  4. Very interested in following your posts! Susan French (Riddesdale) is my 9th GGM. She was born 20 APR 1584 in Boxford, Suffolk, ENG & died AUG 1658 in Ipswich, MA. She was married to Thomas French, Sr., in 1608.

      1. Hello, cousin! My line descends from Mary’s brother, John French, Sr. Very pleased to connect with you!

  5. I wonder if you begin your “dump draft” in a Microsoft Word document or if you use another program.

    1. Hilda, yes, I have set up a template in Word with the paragraph headings, etc., so that I can fill the information in the appropriate sections.

      1. Thank you very much. Now I know how to begin. Again, I appreciate your response because it is good to get guidance from experts such as you.

  6. Wow. You’re an amazing woman; I sometimes lose hope lately that anyone does proper research or even cares—not especially genealogy, it’s everywhere! Makes my OCD-like heart sing with joy! (Or maybe I’m just old and dont like changes……I still work with paper and pens; that screen just doesn’t feel ‘real’ and it’s too much work to flip back and forth when you can have it all right in front of you at once.) You’re giving future generations a marvelous gift, as well as we current researchers. I know they’ll appreciate it, as do I. And thanks for all of the great tips. Picked up several from you I’ll be using soon.

    BTW, back when I got my first Mac Classic, I went thru all of my index cards and notes and entered them all into a database. Seems it was an early version of Excel. Wow. That was life-changing for me. Being able to sort them by category (name, date, place) opened up a wealth of connections I’d never made with the notecard system. Too many diddly little facts to cross-reference, you know?

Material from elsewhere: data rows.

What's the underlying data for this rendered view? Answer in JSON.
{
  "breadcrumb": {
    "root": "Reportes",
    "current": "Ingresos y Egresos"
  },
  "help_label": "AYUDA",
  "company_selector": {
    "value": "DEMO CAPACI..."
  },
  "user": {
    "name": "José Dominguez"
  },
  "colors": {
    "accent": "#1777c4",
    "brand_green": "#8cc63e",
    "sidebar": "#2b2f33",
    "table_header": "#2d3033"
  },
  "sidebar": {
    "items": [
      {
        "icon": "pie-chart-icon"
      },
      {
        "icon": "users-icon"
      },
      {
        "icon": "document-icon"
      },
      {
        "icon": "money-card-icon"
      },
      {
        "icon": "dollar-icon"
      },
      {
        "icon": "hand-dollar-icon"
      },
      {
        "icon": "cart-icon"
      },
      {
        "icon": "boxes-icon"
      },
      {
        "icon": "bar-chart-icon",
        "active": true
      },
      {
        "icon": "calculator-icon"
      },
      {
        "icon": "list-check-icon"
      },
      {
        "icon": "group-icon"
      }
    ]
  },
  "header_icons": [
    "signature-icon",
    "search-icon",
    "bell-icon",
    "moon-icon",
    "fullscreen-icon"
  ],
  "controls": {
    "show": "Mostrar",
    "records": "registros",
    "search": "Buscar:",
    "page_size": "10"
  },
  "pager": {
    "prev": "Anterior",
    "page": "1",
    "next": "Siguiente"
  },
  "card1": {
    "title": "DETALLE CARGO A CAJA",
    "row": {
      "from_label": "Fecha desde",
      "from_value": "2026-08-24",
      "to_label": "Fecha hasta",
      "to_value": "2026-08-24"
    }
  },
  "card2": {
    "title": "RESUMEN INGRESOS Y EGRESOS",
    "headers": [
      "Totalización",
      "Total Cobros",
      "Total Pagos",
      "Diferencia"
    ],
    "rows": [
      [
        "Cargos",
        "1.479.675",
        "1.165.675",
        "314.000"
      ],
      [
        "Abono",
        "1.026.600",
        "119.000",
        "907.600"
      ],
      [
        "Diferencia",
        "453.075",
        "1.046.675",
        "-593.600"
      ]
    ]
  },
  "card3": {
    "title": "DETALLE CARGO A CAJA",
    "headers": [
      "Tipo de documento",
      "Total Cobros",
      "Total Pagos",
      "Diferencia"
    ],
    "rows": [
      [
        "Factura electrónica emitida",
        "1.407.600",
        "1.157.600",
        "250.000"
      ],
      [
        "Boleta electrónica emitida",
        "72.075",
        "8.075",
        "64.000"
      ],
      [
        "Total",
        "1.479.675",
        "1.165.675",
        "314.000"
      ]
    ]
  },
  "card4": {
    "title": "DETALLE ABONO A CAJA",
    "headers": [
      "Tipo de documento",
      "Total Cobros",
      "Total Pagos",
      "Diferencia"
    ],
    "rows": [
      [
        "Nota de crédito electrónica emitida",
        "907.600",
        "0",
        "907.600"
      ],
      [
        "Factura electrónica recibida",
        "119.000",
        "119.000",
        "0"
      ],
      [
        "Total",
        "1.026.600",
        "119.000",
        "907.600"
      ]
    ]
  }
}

    Now I could even enter dates from jewelry, photos, significant diary entries and so on for an over-detailed timeline for each ancestor. The clues popped out like snakes in a peanut can. I could see when different family branches lived in the same town, and for how long. Relationships I hadn’t seen before showed up, leading to a pirate’s chest full of goodies. Anyway, Hilda’s comment/question made me think of that. Havent used it in years. PAF has a great sorting system; you can look up almost any fact and sort for it. I keep it up to date for that reason, altho I do use FTM because it synchs with ancestry.com.

    1. Debra, thanks. I use Excel and Access to create finding and sorting aids, although I have a bad habit of not keeping up. I also have had Clooz for many years, but not enough time to populate it!

  7. Ms Crane, I will be in Boston next week and wonder if I could chat with someone regarding early historical events in Hingham Ma. I am related to Beal,Hobart, and Ripley families, and would like to better understand the events with the train band, the problems with Gov Wintrop, the church building controversy. Looking forward to your response.

Leave a Reply

This site uses Akismet to reduce spam. Learn how your comment data is processed.